BRIEF = In the data that follows, find each line containing "label" and copy it.

LISTED RECORDS =
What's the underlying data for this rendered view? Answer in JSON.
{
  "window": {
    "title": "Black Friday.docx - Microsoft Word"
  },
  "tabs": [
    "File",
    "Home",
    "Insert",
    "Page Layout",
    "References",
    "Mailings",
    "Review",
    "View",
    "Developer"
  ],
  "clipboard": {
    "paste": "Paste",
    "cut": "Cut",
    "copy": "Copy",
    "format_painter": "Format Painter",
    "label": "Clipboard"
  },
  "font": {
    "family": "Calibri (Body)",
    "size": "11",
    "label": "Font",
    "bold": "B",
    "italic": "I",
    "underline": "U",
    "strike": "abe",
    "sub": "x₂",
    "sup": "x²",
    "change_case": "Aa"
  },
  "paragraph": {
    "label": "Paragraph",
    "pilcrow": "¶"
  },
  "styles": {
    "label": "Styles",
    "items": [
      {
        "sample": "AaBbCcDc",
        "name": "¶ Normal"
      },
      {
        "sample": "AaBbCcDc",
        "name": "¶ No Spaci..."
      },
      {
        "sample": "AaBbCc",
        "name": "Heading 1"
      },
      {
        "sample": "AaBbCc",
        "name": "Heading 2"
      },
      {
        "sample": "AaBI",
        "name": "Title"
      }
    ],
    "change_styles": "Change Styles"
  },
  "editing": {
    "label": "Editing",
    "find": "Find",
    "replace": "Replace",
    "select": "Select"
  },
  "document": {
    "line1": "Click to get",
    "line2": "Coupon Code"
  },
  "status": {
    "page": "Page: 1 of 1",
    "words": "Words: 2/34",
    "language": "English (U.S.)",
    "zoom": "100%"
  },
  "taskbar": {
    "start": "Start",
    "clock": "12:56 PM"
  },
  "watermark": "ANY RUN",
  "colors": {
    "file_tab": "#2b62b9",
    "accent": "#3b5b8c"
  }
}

OUTPUT FOR THIS EXERCISE =
    "label": "Clipboard"
    "label": "Font",
    "label": "Paragraph",
    "label": "Styles",
    "label": "Editing",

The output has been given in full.